This has been a debated question and passed-around belief for decades. You’ve likely had it said to you and have probably said it to others, that drinking alcohol kills brain cells, but does it?
The answer is no, drinking alcohol does not kill brain cells. What it does, however, is damage the end of your neurons (your dendrites, the branch-like extensions of your nerve cells), which makes it difficult for your neurons to relay messages.
The reason this occurs is because alcohol is a neurotoxin that can disrupt both communications of the brain and functions of your brain cells. Now, just because you’ve read that drinking alcohol does not kill brain cells does not mean drinking alcohol does not affect your brain.
It is a myth that drinking three beers kills 10,000 brain cells. In the event you’ve ever heard this, you can completely disregard it as a common health myth. What you should regard instead, is that heavy drinking, both short and long term, does affect your brain.
How does alcohol affect the brain?
It’s clear that alcohol affects the brain in a variety of ways including slurred speech, walking, slowed reaction times, blurred vision and impaired memory, some to the point of blacking out. The level of these effects are directly related to how much you’ve had to drink, your age, sex, health, etc.
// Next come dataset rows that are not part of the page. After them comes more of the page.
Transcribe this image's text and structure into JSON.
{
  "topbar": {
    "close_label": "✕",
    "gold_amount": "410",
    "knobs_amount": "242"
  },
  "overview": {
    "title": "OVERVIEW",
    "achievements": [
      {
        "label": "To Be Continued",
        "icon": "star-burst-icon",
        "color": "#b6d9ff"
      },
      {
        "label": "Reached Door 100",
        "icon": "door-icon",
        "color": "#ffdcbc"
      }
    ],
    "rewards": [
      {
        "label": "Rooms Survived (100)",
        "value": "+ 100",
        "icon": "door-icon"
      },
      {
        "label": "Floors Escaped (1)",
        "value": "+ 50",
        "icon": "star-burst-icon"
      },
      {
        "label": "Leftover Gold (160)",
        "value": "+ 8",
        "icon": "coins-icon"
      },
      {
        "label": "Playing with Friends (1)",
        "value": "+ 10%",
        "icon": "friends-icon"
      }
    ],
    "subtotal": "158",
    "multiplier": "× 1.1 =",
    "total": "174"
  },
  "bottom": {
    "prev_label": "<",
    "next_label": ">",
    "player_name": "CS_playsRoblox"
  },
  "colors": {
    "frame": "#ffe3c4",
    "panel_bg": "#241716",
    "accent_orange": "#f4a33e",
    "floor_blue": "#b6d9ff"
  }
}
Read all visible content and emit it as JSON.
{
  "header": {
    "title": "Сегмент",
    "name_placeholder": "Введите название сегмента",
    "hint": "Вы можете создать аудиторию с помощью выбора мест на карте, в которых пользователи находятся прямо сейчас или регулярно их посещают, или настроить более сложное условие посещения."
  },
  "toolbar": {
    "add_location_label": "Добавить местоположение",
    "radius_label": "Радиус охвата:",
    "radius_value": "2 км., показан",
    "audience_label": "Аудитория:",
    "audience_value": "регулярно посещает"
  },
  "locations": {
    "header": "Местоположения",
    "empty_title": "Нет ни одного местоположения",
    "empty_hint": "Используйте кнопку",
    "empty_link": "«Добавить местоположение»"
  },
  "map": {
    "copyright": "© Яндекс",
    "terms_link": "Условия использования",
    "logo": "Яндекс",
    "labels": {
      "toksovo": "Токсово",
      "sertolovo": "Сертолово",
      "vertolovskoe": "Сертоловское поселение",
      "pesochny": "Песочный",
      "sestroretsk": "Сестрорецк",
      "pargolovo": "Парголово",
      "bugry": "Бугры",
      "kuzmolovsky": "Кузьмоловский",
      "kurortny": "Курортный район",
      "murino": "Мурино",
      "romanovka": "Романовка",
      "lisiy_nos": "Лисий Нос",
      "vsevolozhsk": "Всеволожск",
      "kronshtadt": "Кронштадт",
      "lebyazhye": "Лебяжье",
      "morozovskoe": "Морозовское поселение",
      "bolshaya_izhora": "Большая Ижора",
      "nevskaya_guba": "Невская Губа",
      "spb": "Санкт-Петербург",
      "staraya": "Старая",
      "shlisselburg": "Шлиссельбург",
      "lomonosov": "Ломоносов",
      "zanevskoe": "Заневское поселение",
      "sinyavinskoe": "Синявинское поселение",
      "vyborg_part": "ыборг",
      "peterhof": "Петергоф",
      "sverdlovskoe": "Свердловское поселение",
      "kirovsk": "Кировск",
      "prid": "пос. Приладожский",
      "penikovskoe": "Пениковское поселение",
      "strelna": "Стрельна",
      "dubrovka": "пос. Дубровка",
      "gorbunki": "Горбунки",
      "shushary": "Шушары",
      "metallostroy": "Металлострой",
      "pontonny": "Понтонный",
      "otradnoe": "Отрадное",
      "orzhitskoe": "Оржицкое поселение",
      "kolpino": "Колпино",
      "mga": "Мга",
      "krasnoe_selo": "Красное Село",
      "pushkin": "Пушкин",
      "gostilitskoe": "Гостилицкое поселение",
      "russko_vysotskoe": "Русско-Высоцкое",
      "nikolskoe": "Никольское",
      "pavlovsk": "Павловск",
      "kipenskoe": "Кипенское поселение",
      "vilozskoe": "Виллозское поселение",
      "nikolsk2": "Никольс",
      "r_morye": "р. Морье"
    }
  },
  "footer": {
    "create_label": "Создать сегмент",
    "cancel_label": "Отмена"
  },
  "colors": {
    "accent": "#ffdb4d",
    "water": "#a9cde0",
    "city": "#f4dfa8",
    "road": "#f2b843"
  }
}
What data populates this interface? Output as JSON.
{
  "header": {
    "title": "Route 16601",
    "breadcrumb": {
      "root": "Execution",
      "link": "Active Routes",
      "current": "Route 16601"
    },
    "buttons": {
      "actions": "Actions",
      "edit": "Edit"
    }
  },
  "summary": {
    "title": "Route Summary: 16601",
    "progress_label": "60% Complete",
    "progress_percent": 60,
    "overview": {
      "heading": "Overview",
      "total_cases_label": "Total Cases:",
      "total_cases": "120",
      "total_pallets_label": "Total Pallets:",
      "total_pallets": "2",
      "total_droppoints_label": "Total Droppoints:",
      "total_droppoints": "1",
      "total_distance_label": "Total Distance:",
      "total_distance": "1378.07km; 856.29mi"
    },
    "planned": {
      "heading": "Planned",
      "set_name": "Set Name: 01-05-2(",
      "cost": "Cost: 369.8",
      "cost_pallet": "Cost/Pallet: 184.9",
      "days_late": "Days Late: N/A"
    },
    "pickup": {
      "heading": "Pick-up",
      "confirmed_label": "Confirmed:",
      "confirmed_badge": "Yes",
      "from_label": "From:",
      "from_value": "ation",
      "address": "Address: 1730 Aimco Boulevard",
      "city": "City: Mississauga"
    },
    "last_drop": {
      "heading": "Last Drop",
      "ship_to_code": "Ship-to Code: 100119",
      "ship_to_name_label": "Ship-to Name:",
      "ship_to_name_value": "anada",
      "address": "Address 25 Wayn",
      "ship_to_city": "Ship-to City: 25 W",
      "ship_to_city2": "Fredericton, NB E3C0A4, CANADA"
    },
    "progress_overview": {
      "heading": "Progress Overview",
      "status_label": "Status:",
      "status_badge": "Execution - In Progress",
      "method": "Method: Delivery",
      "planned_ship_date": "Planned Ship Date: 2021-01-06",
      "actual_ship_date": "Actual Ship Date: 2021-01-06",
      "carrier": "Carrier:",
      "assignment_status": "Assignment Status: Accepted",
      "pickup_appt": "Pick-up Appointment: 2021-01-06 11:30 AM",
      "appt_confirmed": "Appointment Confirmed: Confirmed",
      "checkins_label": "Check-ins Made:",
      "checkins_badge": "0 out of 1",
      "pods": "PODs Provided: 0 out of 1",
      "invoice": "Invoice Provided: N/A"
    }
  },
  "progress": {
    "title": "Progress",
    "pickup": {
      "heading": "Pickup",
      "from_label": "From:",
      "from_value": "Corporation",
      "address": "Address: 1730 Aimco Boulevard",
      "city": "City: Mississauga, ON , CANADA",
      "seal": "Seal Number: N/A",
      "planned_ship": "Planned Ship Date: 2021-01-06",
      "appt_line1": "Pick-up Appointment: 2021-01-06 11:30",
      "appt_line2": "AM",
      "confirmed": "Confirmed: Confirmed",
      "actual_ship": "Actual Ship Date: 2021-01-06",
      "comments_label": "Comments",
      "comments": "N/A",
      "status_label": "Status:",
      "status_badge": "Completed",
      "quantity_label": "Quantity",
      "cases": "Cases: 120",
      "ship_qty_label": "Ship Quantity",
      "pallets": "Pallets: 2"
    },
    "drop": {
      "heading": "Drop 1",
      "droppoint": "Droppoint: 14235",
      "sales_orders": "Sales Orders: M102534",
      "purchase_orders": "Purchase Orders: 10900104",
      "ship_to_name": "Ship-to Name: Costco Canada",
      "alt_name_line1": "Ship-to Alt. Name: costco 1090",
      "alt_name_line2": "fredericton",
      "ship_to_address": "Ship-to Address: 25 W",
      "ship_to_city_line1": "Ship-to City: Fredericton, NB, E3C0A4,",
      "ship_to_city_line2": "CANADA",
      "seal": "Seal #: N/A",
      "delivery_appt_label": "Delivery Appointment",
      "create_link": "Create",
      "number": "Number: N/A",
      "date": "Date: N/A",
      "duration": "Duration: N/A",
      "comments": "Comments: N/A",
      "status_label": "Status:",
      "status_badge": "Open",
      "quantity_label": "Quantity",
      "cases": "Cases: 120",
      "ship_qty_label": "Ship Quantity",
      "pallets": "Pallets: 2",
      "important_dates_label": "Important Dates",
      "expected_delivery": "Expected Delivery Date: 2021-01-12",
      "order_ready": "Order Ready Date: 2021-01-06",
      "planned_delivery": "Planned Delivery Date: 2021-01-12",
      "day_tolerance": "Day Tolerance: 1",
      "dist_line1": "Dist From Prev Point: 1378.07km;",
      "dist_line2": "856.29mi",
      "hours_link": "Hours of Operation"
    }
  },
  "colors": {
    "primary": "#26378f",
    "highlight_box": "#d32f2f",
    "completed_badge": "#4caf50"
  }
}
According to a report published by the National Institute of Alcohol Abuse and Alcoholism, women are affected by alcohol-related blackouts more than men. They report that a study conducted on a group of college students found that “equal numbers of men and women reported experiencing blackouts, despite the fact that the men drank significantly more often and more heavily than the women.
“This outcome suggests that regardless of the amount of alcohol consumption, females are at greater risk than males for experiencing blackouts. A woman’s tendency to black out more easily probably results from differences in how men and women metabolize alcohol.”
While drinking alcohol can have short-term affects on your brain, drinking alcohol excessively over time can have long-term affects such as Wernicke-Korsakoff syndrome, an acute alcohol-related brain dysfunction that occurs in people who are severely deficient in thiamine, which is another effect of long-term alcohol consumption, since excessive drinking makes it difficult for your body to absorb the nutrient.